= What needs to be done =
Taking the line that contains "Decode this image" as the starting point, give again exactly every line up to and including the last line of the records below.

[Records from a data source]
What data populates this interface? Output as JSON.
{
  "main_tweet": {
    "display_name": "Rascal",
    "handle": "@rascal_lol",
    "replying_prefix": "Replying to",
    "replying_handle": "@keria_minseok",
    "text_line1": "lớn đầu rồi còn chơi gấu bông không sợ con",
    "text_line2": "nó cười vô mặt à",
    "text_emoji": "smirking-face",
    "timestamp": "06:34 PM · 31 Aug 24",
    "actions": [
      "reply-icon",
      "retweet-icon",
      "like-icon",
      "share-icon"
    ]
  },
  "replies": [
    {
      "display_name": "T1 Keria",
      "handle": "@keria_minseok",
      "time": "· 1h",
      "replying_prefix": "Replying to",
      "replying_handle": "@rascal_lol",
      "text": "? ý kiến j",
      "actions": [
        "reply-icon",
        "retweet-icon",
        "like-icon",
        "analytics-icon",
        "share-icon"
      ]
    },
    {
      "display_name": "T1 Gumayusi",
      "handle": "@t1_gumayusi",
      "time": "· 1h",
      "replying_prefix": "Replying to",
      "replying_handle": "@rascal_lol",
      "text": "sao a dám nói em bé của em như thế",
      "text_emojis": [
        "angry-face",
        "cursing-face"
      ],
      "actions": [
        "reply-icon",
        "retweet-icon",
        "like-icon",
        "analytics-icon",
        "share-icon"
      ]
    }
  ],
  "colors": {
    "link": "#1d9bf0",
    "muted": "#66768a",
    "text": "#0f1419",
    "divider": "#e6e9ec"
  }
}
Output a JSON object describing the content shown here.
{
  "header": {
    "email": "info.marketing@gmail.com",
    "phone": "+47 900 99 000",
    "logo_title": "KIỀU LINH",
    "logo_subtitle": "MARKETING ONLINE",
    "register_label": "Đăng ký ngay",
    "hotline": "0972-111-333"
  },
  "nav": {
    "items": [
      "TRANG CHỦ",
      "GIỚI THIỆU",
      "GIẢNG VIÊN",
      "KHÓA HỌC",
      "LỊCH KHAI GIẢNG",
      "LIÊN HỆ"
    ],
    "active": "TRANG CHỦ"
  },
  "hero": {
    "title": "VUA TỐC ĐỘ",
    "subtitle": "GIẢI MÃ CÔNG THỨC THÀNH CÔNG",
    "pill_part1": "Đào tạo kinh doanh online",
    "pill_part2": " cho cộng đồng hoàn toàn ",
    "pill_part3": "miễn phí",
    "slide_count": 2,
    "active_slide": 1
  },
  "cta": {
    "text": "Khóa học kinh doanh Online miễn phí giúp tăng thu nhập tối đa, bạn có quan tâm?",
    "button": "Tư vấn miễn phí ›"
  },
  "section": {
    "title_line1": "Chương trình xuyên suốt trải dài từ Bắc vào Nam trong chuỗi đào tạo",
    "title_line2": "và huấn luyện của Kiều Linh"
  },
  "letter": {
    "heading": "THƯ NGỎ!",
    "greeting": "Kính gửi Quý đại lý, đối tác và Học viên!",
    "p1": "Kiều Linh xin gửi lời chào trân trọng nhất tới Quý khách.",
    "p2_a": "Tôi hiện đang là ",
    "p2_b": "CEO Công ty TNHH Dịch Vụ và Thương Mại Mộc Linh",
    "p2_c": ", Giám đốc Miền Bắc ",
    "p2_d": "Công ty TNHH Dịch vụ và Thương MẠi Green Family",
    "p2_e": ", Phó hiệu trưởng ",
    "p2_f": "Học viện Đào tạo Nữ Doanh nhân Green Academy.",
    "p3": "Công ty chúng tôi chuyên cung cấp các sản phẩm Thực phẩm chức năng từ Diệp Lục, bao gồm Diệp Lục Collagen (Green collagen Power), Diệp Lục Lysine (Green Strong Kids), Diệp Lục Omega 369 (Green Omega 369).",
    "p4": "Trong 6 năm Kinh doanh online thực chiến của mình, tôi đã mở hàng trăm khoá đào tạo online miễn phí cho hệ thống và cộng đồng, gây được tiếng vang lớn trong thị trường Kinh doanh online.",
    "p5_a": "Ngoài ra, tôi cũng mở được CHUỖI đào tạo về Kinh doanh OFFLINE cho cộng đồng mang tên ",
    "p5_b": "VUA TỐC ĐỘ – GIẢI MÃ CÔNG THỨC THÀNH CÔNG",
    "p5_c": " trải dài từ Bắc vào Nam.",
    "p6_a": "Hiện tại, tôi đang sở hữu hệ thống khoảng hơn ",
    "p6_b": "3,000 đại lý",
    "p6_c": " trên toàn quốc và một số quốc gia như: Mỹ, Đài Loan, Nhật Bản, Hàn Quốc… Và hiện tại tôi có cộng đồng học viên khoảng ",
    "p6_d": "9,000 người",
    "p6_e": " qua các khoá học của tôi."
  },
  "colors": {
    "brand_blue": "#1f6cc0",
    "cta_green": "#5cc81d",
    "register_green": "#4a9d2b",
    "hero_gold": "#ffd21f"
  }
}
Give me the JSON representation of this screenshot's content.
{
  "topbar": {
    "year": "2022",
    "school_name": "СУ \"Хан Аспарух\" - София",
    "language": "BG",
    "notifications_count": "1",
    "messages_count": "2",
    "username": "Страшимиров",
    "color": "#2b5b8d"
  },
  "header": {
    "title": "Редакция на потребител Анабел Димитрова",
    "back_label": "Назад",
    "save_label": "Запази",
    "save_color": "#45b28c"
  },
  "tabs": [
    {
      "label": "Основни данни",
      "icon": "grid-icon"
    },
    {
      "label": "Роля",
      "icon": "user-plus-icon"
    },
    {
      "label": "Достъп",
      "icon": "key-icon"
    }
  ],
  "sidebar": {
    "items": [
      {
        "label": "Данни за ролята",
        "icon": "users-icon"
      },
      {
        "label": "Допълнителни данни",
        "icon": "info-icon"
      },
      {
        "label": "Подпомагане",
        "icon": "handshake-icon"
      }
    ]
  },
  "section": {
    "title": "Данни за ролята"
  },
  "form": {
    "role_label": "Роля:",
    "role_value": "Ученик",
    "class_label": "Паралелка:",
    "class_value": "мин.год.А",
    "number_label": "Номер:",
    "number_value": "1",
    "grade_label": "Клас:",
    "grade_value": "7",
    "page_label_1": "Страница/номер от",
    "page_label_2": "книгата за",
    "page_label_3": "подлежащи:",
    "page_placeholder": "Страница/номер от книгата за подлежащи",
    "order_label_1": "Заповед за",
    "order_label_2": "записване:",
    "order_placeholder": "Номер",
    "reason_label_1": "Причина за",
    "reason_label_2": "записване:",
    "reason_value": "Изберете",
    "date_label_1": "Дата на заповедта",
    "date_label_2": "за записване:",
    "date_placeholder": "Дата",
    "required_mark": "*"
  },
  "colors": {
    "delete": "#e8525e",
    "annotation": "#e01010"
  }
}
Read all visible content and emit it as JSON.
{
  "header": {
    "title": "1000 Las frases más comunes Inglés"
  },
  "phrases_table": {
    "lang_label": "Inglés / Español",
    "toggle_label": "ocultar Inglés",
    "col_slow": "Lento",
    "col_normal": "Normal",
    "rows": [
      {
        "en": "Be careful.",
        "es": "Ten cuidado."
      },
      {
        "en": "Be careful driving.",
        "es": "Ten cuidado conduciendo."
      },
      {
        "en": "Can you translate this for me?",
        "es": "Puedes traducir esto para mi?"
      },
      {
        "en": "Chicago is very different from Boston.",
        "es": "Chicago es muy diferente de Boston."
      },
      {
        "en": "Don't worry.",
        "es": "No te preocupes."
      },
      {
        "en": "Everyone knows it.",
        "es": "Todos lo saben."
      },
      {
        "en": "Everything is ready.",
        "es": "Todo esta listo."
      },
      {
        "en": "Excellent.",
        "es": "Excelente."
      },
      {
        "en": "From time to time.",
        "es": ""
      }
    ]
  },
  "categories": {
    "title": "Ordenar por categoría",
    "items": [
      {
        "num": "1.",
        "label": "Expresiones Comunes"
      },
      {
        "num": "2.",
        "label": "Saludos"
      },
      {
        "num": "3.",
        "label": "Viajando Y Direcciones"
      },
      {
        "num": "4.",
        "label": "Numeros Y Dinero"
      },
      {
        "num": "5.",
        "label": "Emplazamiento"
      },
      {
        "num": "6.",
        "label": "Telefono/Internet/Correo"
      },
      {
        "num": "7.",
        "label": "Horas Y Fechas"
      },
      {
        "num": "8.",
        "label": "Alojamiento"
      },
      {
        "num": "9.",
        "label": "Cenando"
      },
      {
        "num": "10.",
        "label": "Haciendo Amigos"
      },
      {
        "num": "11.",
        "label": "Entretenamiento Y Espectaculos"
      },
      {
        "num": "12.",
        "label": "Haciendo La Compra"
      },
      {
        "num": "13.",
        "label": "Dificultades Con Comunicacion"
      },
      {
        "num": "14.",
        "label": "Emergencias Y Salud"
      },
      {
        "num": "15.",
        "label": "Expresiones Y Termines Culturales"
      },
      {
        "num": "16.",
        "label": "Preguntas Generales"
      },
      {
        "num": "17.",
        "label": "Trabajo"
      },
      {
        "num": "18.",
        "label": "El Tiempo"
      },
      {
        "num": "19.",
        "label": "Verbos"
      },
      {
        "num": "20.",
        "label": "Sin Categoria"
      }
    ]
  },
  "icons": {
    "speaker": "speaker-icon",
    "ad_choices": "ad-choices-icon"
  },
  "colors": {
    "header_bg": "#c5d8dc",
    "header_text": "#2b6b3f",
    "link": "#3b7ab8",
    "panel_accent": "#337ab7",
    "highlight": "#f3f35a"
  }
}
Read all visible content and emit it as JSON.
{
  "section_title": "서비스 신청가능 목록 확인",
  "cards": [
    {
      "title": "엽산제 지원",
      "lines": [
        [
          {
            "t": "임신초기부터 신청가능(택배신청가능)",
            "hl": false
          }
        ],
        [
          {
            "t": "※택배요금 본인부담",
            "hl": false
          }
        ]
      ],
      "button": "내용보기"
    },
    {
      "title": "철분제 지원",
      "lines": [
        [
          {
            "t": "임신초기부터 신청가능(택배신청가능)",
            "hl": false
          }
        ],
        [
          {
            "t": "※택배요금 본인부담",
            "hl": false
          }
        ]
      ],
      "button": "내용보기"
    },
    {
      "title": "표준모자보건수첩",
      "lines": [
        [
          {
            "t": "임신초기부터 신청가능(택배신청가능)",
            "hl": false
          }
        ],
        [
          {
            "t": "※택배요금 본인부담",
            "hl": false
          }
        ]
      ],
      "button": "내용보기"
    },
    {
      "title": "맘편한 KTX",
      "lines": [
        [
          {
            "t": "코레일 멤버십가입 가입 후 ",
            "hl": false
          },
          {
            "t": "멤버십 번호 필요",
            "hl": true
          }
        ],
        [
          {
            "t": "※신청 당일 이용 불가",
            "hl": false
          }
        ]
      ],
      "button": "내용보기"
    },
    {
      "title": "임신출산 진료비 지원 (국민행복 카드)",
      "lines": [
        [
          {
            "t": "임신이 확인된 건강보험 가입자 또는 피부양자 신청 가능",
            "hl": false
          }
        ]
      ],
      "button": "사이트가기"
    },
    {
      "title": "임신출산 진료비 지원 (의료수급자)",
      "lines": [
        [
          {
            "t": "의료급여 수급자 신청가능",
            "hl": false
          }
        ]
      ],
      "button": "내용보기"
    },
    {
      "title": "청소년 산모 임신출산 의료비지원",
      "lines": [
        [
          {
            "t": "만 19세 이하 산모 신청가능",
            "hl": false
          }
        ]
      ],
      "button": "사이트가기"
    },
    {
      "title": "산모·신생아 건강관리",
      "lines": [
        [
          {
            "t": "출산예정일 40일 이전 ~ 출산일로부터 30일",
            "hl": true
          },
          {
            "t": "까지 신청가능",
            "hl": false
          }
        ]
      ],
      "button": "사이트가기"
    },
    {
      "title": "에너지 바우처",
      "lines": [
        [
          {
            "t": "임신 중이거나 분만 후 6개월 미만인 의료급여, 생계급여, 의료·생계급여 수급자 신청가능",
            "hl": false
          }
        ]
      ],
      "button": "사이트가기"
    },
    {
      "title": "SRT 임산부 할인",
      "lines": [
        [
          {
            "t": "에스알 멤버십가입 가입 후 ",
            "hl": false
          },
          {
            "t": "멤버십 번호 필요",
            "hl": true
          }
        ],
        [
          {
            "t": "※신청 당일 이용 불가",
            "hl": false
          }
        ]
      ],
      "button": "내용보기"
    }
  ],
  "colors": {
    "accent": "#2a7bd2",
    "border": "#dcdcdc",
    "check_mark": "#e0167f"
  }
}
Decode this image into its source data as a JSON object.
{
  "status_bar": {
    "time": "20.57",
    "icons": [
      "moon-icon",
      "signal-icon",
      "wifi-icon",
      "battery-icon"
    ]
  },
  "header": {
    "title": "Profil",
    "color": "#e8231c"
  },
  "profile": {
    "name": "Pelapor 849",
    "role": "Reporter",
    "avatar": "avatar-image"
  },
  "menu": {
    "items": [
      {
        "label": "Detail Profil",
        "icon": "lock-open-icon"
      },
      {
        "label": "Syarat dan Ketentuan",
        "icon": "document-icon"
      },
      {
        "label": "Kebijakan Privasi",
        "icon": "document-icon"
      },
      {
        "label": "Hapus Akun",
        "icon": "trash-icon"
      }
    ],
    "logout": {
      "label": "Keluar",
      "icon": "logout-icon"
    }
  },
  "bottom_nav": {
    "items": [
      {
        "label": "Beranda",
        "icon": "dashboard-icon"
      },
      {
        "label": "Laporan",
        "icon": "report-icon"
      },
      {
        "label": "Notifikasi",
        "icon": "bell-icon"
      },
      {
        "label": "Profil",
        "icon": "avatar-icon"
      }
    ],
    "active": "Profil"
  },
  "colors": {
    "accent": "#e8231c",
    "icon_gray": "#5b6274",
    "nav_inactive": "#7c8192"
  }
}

= Your solution =
Decode this image into its source data as a JSON object.
{
  "status_bar": {
    "time": "20.57",
    "icons": [
      "moon-icon",
      "signal-icon",
      "wifi-icon",
      "battery-icon"
    ]
  },
  "header": {
    "title": "Profil",
    "color": "#e8231c"
  },
  "profile": {
    "name": "Pelapor 849",
    "role": "Reporter",
    "avatar": "avatar-image"
  },
  "menu": {
    "items": [
      {
        "label": "Detail Profil",
        "icon": "lock-open-icon"
      },
      {
        "label": "Syarat dan Ketentuan",
        "icon": "document-icon"
      },
      {
        "label": "Kebijakan Privasi",
        "icon": "document-icon"
      },
      {
        "label": "Hapus Akun",
        "icon": "trash-icon"
      }
    ],
    "logout": {
      "label": "Keluar",
      "icon": "logout-icon"
    }
  },
  "bottom_nav": {
    "items": [
      {
        "label": "Beranda",
        "icon": "dashboard-icon"
      },
      {
        "label": "Laporan",
        "icon": "report-icon"
      },
      {
        "label": "Notifikasi",
        "icon": "bell-icon"
      },
      {
        "label": "Profil",
        "icon": "avatar-icon"
      }
    ],
    "active": "Profil"
  },
  "colors": {
    "accent": "#e8231c",
    "icon_gray": "#5b6274",
    "nav_inactive": "#7c8192"
  }
}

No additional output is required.